----------------------------------------------------------------Rainer Maria Rilke

Hook, Line & Sinker

Friday, November 21, 2008

Tuesday, November 18, 2008

Off the Cuff

I don't usually ad lib my posts - but there've been a few things on my mind lately that I'd like to share. I'm not sure whether this is going to be a rant or even where this is going. Bear with me. As some of you have noted - I have not, as of late, been "as engaged” with poetry as I've been in the past. Actually, I asked poetry to marry me. Bought a ring. Got down on one knee. She said yes, but jilted me at the altar. I'm kinda out there on the rebound - but I'll survive.

Then there's the fact that I've become rather disenchanted with this whole blogging spiel. I mean why should anybody give a crap that I post a poem or music clip or commentary or what you usually come across on poetry blogs: self-aggrandizement. There's enough hot air out in the blogosphere to fill the Hindenburg all over again and then some. Everybody is trying to sound so "deep" but all I keep hearing and reading out there are hollow words. Then when you actually find something on a blog that you want to comment on and do - God forbid if you disagree with the blogger. You're shunned like the proverbial plague. I don't do "brown-nosing" very well I'm afraid.
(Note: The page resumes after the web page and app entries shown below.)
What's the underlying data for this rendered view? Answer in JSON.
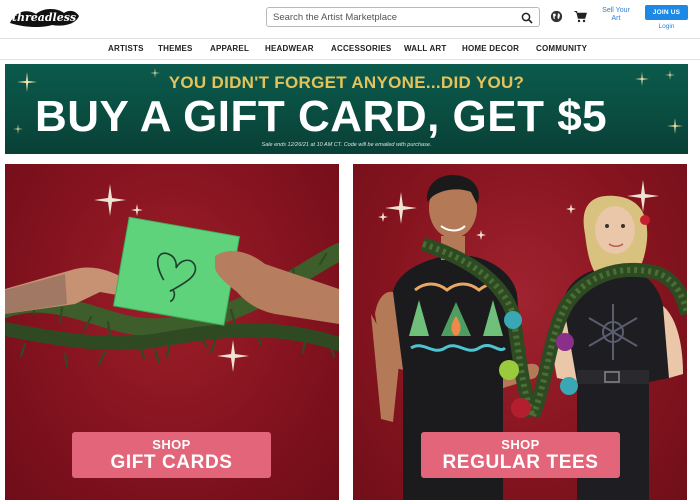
{
  "header": {
    "logo_text": "threadless",
    "search_placeholder": "Search the Artist Marketplace",
    "sell_label": "Sell Your Art",
    "join_label": "JOIN US",
    "login_label": "Login"
  },
  "nav": {
    "items": [
      "ARTISTS",
      "THEMES",
      "APPAREL",
      "HEADWEAR",
      "ACCESSORIES",
      "WALL ART",
      "HOME DECOR",
      "COMMUNITY"
    ]
  },
  "banner": {
    "headline_top": "YOU DIDN'T FORGET ANYONE...DID YOU?",
    "headline_main": "BUY A GIFT CARD, GET $5",
    "fine_print": "Sale ends 12/26/21 at 10 AM CT. Code will be emailed with purchase."
  },
  "tiles": [
    {
      "shop_label": "SHOP",
      "title": "GIFT CARDS"
    },
    {
      "shop_label": "SHOP",
      "title": "REGULAR TEES"
    }
  ],
  "colors": {
    "banner_bg": "#0a4d41",
    "banner_gold": "#e4c35a",
    "tile_bg": "#86141f",
    "button_pink": "#e2657a",
    "join_blue": "#1e88e5",
    "link_blue": "#2e7fd1"
  }
}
If that means that I am destined to become a pariah in this literary community. So be it!

Strange, I thought that artists in the guise of poets and writers in general welcomed different perspectives. I was led to believe that they welcomed voices of dissent. Voices that were different from the common and that differed from their own. Voices that marched to the beat of a different drum. Is there no room for a poet that does not twist and pivot to the beat? Is there no room here for the stick which will not bend to the stream? Is there no place for a would-be poet that is not published? Must poets only be measured by the prizes and awards that they garner?

In 1901, Joseph Conrad, Thomas Hardy and Leo Tolstoy were all overlooked by the judges who awarded the first Nobel Prize for literature to Sully Prudhomme. Anybody read any Prudhomme recently? Literary awards have become so enormously important to writers and publishers that as Ellen Seligman of McClelland & Stewart says, “If a book isn't on a list, there's a sense in which it doesn't exist." (Well I guess that my poetry does not exist then. It is a figment of my poetic imagination.)
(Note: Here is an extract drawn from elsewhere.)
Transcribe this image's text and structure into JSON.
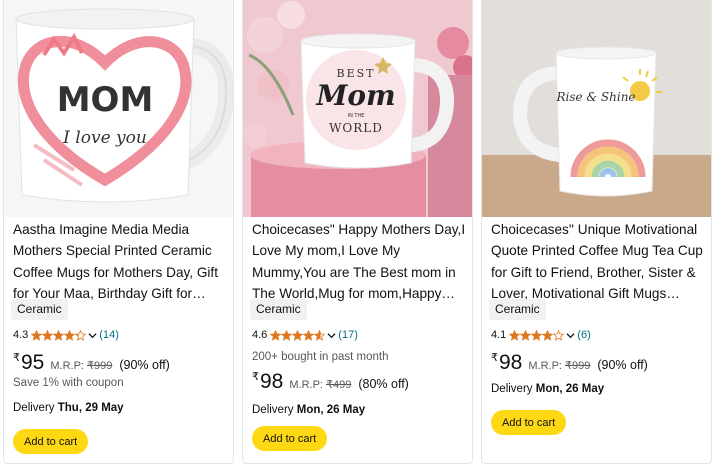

There was a time when writers weren't obliged to take literary prizes seriously. They understood the politics, the bargaining, the subjectivity and the sheer dumb luck that invariably goes into these decisions. Today the writer seems (IMHO) to take these awards too seriously. Your work must win prizes or at the very least be on a short (even long will do in a pinch) list of also-rans.Well, I have made no such lists. And you won't likely be seeing my name bandied about by publishers as an "also-ran".

I write poetry: bad or good, it's all I've got. It gives me pleasure to write and sometimes even to read it. Apparently, it's also given a few readers some pause. That's enough for me. If that makes me irrelevant in the literary world or even in this on-line poetic community - well then that's fine too! Somehow I'd lost track of what this is really all about - the poetry. It doesn't matter if I publish it or not - what matters is that it communicates something - anything.
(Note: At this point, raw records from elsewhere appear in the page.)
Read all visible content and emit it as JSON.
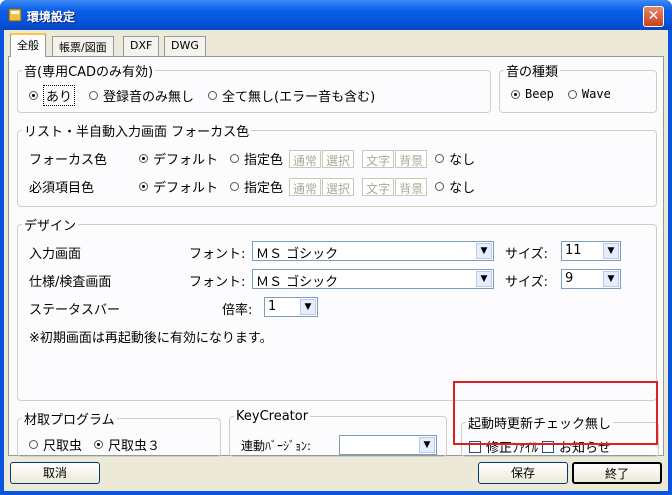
{
  "window": {
    "title": "環境設定",
    "close_glyph": "✕"
  },
  "tabs": [
    "全般",
    "帳票/図面",
    "DXF",
    "DWG"
  ],
  "sound": {
    "legend": "音(専用CADのみ有効)",
    "options": [
      "あり",
      "登録音のみ無し",
      "全て無し(エラー音も含む)"
    ],
    "selected": 0
  },
  "sound_type": {
    "legend": "音の種類",
    "options": [
      "Beep",
      "Wave"
    ],
    "selected": 0
  },
  "focus": {
    "legend": "リスト・半自動入力画面 フォーカス色",
    "rows": [
      {
        "label": "フォーカス色",
        "default": "デフォルト",
        "specified": "指定色",
        "none": "なし"
      },
      {
        "label": "必須項目色",
        "default": "デフォルト",
        "specified": "指定色",
        "none": "なし"
      }
    ],
    "color_buttons": [
      "通常",
      "選択",
      "文字",
      "背景"
    ]
  },
  "design": {
    "legend": "デザイン",
    "input_label": "入力画面",
    "spec_label": "仕様/検査画面",
    "status_label": "ステータスバー",
    "font_label": "フォント:",
    "size_label": "サイズ:",
    "zoom_label": "倍率:",
    "input_font": "ＭＳ ゴシック",
    "input_size": "11",
    "spec_font": "ＭＳ ゴシック",
    "spec_size": "9",
    "zoom": "1",
    "note": "※初期画面は再起動後に有効になります。"
  },
  "material": {
    "legend": "材取プログラム",
    "options": [
      "尺取虫",
      "尺取虫３"
    ],
    "selected": 1
  },
  "keycreator": {
    "legend": "KeyCreator",
    "label": "連動ﾊﾞｰｼﾞｮﾝ:",
    "value": ""
  },
  "update_check": {
    "legend": "起動時更新チェック無し",
    "options": [
      "修正ﾌｧｲﾙ",
      "お知らせ"
    ]
  },
  "buttons": {
    "cancel": "取消",
    "save": "保存",
    "finish": "終了"
  },
  "colors": {
    "titlebar": "#0a5ee8",
    "face": "#ece9d8",
    "highlight": "#e02020",
    "radio_dot": "#21a121"
  }
}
I'm stepping off the soap box before I get pushed off. Thanks.

Wednesday, November 12, 2008

Wednesday, November 05, 2008

Sunday, November 02, 2008

Don't Think Twice...It's All Right

It ain't no use in turning on your light, Babe -
That light I never knowed.
And it ain't no use in turning on your light, Babe -
I'm on the dark side of the road.
Still I wish there was something you would do or say
To try and make me change my mind and stay.
We never did too much talking anyway.
So don't think twice. It's all right.